G2025 Special Payment Rule for Telehealth Continues
Earlier this month, Congress passed the Consolidated Appropriations Act of 2022 which funded the government for the rest of fiscal year 2022. This bill, also known as the “omnibus” was widely viewed as the last major legislative vehicle for health policy changes until after the mid-term elections. While there were serious legislative efforts to pass significant, and much-needed, telehealth reforms for rural health clinics, ultimately, the final bill simply extended telehealth policies for 151-days beyond the end of the public health emergency (PHE).
“We were cautiously optimistic that Congress would retire the G2025 special telehealth payment rules in favor of normal reimbursement rules for RHCs in this omnibus package. Unfortunately, Congress opted to maintain the status quo policy for now,” said Nathan Baugh, Director of Government Affairs for the National Association of Rural Health Clinics (NARHC). “We thank the bipartisan cosponsors of both the Telehealth Extension Act (H.R. 6202) and the Telehealth Extension and Evaluation Act (S. 3593) for their efforts to fix telehealth policy for RHCs, and we look forward to working with the Hill to address RHC telehealth issues at the next available opportunity.”
While the 151-day or roughly 5-month extension of telehealth coverage beyond the public health emergency may not provide much long-term clarity regarding telehealth policy, the de-linking of telehealth coverage from the PHE is notable. It gives providers some assurances that the Medicare telehealth policy will not immediately vanish at the end of PHE while still keeping the pressure on Congress to pass longer-term extensions of telehealth policy.
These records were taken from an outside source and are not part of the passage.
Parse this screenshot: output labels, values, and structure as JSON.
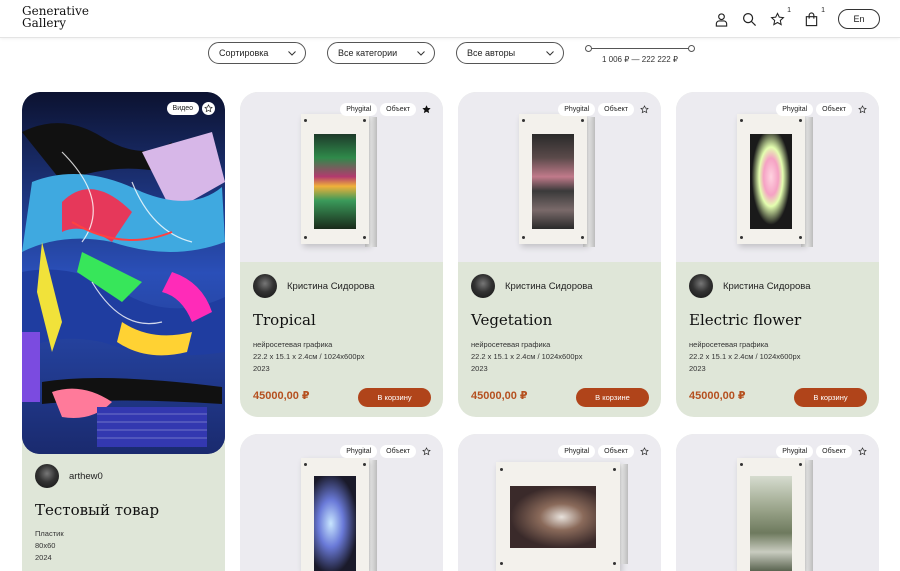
{
  "header": {
    "logo_line1": "Generative",
    "logo_line2": "Gallery",
    "favorites_count": "1",
    "cart_count": "1",
    "lang_label": "En"
  },
  "filters": {
    "sort_label": "Сортировка",
    "categories_label": "Все категории",
    "authors_label": "Все авторы",
    "price_range": "1 006 ₽ — 222 222 ₽"
  },
  "featured": {
    "badge": "Видео",
    "author": "arthew0",
    "title": "Тестовый товар",
    "material": "Пластик",
    "size": "80x60",
    "year": "2024"
  },
  "products": [
    {
      "badge1": "Phygital",
      "badge2": "Объект",
      "favorited": true,
      "author": "Кристина Сидорова",
      "title": "Tropical",
      "category": "нейросетевая графика",
      "dimensions": "22.2 x 15.1 x 2.4см / 1024x600px",
      "year": "2023",
      "price": "45000,00 ₽",
      "button": "В корзину"
    },
    {
      "badge1": "Phygital",
      "badge2": "Объект",
      "favorited": false,
      "author": "Кристина Сидорова",
      "title": "Vegetation",
      "category": "нейросетевая графика",
      "dimensions": "22.2 x 15.1 x 2.4см / 1024x600px",
      "year": "2023",
      "price": "45000,00 ₽",
      "button": "В корзине"
    },
    {
      "badge1": "Phygital",
      "badge2": "Объект",
      "favorited": false,
      "author": "Кристина Сидорова",
      "title": "Electric flower",
      "category": "нейросетевая графика",
      "dimensions": "22.2 x 15.1 x 2.4см / 1024x600px",
      "year": "2023",
      "price": "45000,00 ₽",
      "button": "В корзину"
    },
    {
      "badge1": "Phygital",
      "badge2": "Объект",
      "favorited": false
    },
    {
      "badge1": "Phygital",
      "badge2": "Объект",
      "favorited": false
    },
    {
      "badge1": "Phygital",
      "badge2": "Объект",
      "favorited": false
    }
  ]
}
“It is pretty clear that Congress would like more data on telehealth before committing to a permanent or even a year-long extension of telehealth policy,” said Sarah Hohman, Deputy Director of Government Affairs for NARHC. “But this desire to gather more information is another reason to retire the special payment rule for RHCs as soon as possible. There isn’t much insight to be gleaned from RHC telehealth data if we continue to use the G2025 code to bill for telehealth as it completely obscures and distorts the claims data.”
NARHC will continue to advocate for normal coding, normal cost reporting, and normal reimbursement for telehealth visits. While fee-for-service offices currently have payment parity between their in-person and telehealth services, RHCs and FQHCs continue to receive significantly less for telehealth visits than they would if they performed that visit in person. Unfortunately, the current policy continues to serve as a major disincentive for safety-net providers to invest in telehealth offerings.
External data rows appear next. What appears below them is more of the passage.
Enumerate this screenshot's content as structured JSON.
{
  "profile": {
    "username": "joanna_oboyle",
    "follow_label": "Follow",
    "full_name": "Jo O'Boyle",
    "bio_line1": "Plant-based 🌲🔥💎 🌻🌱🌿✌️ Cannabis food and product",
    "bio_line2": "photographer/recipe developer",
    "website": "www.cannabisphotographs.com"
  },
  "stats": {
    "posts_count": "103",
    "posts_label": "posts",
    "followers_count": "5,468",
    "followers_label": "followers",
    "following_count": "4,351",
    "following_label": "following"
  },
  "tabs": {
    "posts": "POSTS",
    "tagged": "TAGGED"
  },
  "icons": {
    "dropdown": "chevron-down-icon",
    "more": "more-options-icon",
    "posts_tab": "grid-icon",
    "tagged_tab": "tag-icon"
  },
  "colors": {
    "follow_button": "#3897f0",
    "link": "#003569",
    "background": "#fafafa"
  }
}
The notable exception to the special payment rule, is, of course, the RHC mental health telehealth payment policy which began in 2022. For mental health encounters provided via telehealth, RHCs code normally, bill normally, use normal cost reporting concepts, and are reimbursed at their All-Inclusive Rate. This is exactly the telehealth policy NARHC believes should be extended to all telehealth encounters and is proof positive that Medicare can pay RHC telehealth encounters normally without the special payment rule.
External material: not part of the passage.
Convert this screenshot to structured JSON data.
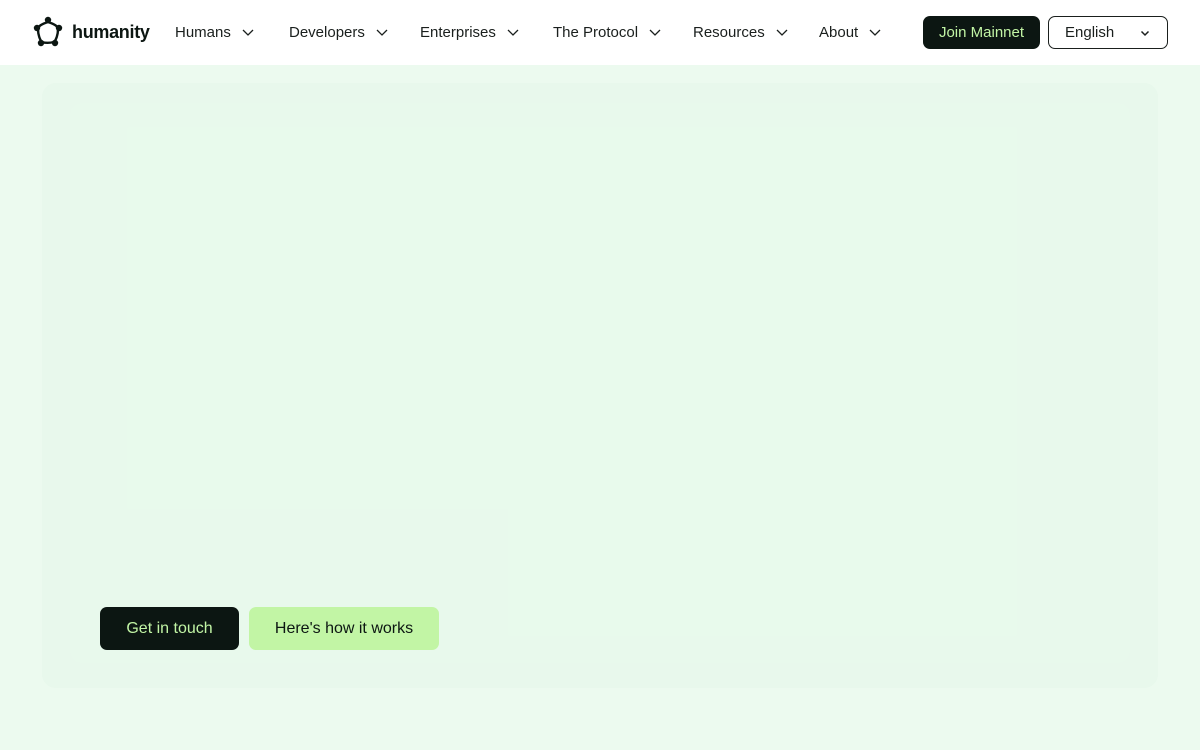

“Projecting forward, the high-level outlook is pretty clear that telehealth is here to stay, and we will not go back to pre-COVID policies,” said Baugh. “However, we are probably a long way away from a permanent Medicare telehealth policy. There are a lot of different opinions on exactly how telehealth should work, and Congress will have to balance these perspectives until a consensus is formed. In the meantime, NARHC will continue to fight for RHCs and RHC patients to ensure that we are treated equitably.”